Paying taxes is kind of a drag, but it’s a necessary evil. Plus, your tax dollars go to work in your community in a variety of ways: Funding schools, employing many people in your community, and much, much more.
But doing your taxes — or filing your tax return every year — can be a pain. Funny enough, it shouldn’t be a very difficult project for most people. But when your life becomes more complicated (you have a family, a home, maybe a business, etc.) it can become a huge chore. That’s why so many people hire accountants to do the heavy lifting for them!
Before Tax Day comes, though, you should have hopefully filed your return, or at least be prepared to get it done in short order. Here’s a cheat sheet of things you’ll need to file your tax return, though it’s worth noting that everyone’s situation will be different!
1. Personal Information
You won’t get far without your personal information and the information of any family members who may be included on your return. That will include the following:
- Your social security number
- Full names and social security numbers for family members (if applicable)
- Date of birth
- Your IRS PIN (if applicable)
- Bank account numbers
Know that more may be required, too!
2. Income Documents
Next, you’ll need all of your tax documents related to your income for the previous year. Again, for most people, that’ll likely be a single document from a single employer. But if you have multiple sources of income (gambling winnings, a side hustle or second job, or even money you’ve made from investments), you’ll need to gather those documents, too.
You’ll need the following documents to fill out your tax return:
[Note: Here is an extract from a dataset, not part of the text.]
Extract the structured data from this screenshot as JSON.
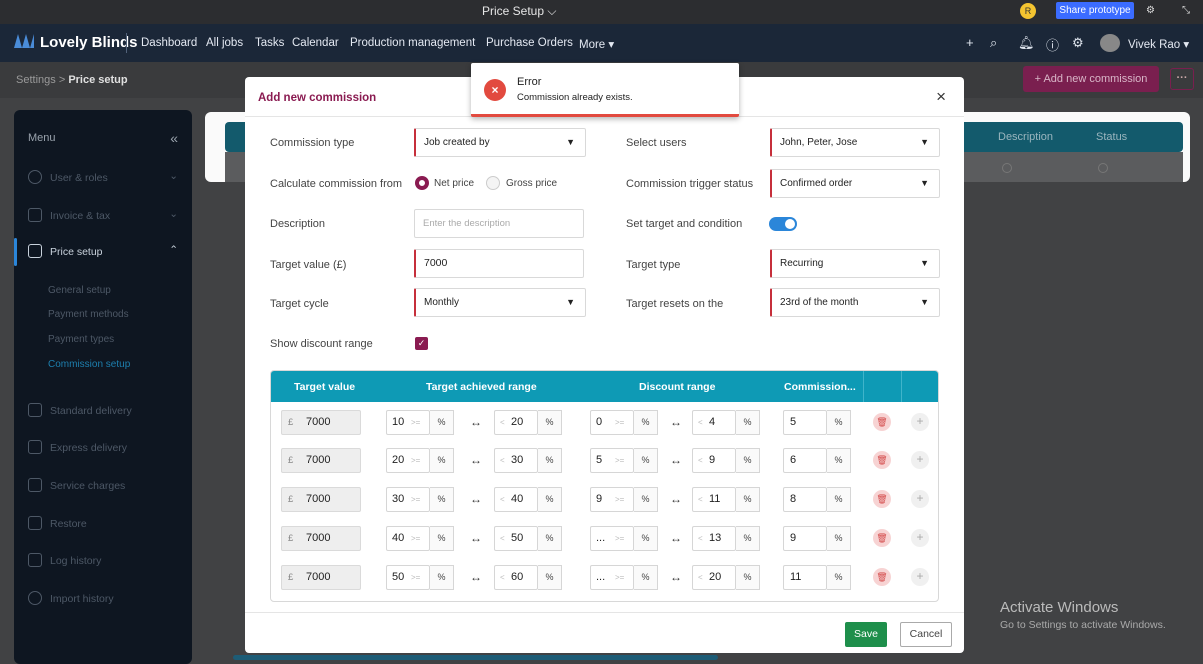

- Form W2
- Form 1099 (multiple types!)
- Schedule K
Again, there may be more needed. If so, it may be worth seeking professional tax help!
3. Deduction Information
You’ll have the option of taking the “standard deduction,” or itemizing your tax deductions. Effectively, this reduces your taxable income. Since you’re paying taxes on your income, the less income you have, the smaller your tax liability.
So, if you have any information and payment records related to the following, you’ll want to keep those on hand when doing your tax return, too!
- Homeownership forms (Form 1098, for example
- Charitable donation receipts
- Medical expense records
- Health insurance records
- Childcare expense records
- Education expense records (such as 1098-T)
- Retirement contribution records
The more deductions you can find, the better! And don’t forget to check to see if you qualify for any tax credits, too.
Again, it’s easy to get in way over your head when doing your taxes. If you feel like you don’t know what you’re doing, search for local tax clinics in your area, or contact a tax professional for help. It may cost you some money, but it may be worth it!
Check out the Money Vehicle textbook — you can find it here on Amazon. And if you like what you see, you can get more content sent directly to your inbox! Sign up for the Money Vehicle Movement Newsletter!
And check out our white paper: “Strategies for Increasing Financial Literacy Rates Among High School and College Students”
More from Money Vehicle: